◆ Records provided ◆

·····

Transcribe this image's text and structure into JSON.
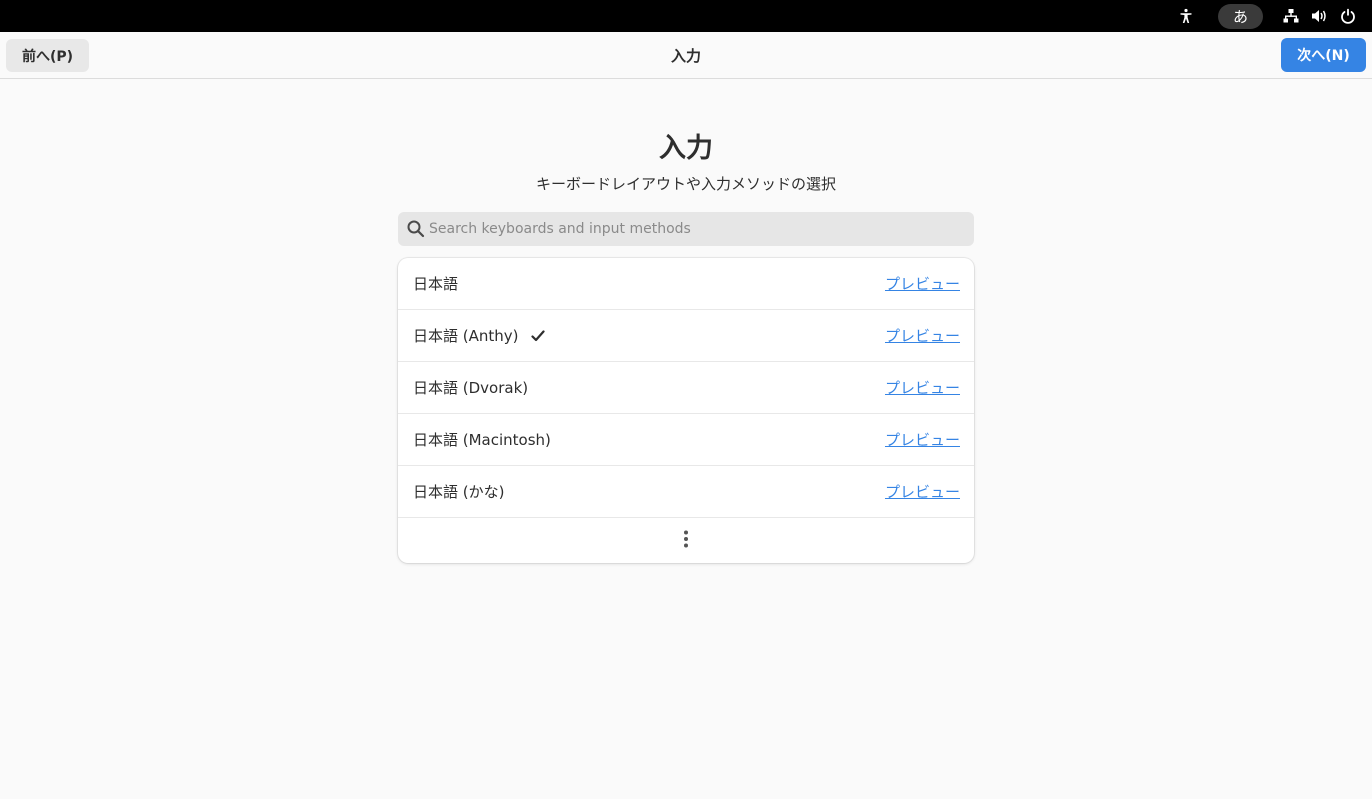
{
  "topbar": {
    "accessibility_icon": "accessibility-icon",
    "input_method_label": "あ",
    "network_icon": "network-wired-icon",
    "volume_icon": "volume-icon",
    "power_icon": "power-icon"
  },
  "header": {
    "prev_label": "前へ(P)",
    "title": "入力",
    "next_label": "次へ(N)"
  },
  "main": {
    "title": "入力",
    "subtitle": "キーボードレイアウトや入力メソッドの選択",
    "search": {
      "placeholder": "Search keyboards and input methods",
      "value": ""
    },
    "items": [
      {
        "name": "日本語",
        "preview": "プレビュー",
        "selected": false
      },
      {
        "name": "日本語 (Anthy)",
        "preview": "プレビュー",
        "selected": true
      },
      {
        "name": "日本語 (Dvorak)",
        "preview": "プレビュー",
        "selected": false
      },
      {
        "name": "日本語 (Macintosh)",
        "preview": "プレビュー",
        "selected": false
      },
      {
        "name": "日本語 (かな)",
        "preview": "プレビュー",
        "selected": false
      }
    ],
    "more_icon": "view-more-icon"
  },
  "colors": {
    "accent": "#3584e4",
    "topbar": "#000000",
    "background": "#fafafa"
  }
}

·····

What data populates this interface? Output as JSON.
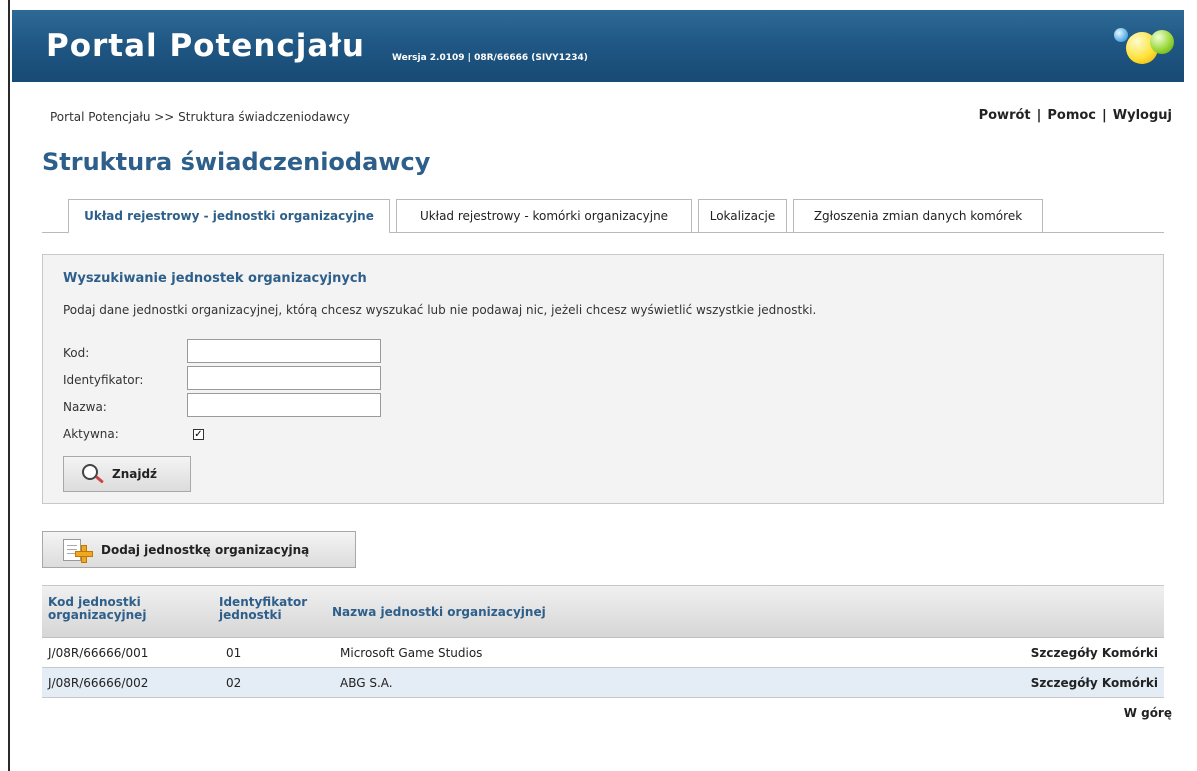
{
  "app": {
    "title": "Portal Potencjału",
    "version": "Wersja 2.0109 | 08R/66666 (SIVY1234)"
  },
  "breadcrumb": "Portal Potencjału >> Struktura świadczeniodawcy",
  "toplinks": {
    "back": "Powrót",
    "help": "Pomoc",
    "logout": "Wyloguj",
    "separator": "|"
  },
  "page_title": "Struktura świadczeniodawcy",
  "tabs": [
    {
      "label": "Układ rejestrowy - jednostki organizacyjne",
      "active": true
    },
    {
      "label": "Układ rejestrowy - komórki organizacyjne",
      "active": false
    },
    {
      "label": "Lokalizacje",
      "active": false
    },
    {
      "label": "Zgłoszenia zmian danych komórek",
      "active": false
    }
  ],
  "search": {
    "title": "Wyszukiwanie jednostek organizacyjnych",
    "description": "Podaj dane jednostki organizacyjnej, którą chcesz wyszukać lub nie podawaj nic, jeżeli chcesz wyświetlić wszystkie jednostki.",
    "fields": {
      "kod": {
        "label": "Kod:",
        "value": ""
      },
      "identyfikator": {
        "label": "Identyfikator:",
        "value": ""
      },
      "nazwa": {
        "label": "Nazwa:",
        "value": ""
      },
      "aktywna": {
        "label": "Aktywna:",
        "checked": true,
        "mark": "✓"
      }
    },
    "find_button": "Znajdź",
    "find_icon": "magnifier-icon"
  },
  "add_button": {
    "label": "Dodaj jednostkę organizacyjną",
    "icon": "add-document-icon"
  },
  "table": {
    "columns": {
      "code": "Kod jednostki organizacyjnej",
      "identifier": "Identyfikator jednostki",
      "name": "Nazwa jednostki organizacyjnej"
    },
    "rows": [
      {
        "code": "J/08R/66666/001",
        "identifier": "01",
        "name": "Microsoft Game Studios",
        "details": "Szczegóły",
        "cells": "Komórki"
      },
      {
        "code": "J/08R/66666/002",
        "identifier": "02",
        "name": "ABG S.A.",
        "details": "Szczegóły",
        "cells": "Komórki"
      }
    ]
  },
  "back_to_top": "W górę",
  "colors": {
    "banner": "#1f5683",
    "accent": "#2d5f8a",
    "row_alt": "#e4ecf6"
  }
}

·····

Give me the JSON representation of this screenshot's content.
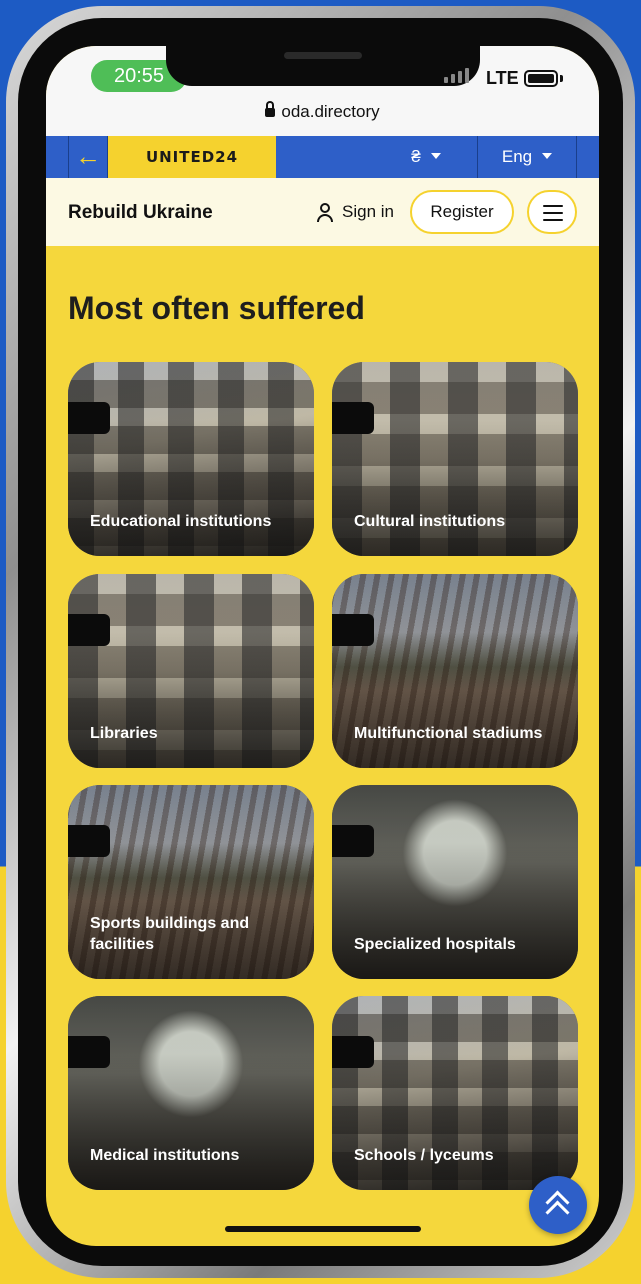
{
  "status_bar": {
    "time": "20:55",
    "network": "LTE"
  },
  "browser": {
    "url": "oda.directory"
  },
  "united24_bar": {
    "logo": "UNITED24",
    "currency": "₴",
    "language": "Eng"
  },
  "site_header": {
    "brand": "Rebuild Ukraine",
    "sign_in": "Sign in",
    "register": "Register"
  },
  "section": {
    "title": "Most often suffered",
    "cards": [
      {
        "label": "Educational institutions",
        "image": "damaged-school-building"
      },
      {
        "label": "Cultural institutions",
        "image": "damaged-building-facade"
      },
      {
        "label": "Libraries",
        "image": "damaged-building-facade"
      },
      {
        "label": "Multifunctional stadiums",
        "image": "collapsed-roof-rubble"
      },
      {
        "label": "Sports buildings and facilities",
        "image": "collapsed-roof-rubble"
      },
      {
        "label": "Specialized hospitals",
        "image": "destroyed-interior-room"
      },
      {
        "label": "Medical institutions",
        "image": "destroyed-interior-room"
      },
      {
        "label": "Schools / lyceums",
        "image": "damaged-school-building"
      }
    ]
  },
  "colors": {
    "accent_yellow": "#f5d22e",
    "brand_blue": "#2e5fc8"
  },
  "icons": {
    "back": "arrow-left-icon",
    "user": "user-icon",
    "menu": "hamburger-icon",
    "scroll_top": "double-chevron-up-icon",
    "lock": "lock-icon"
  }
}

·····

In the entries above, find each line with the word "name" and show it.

        "name": "日本語",
        "name": "日本語 (Anthy)",
        "name": "日本語 (Dvorak)",
        "name": "日本語 (Macintosh)",
        "name": "日本語 (かな)",
      "name": "Nazwa jednostki organizacyjnej"
        "name": "Microsoft Game Studios",
        "name": "ABG S.A.",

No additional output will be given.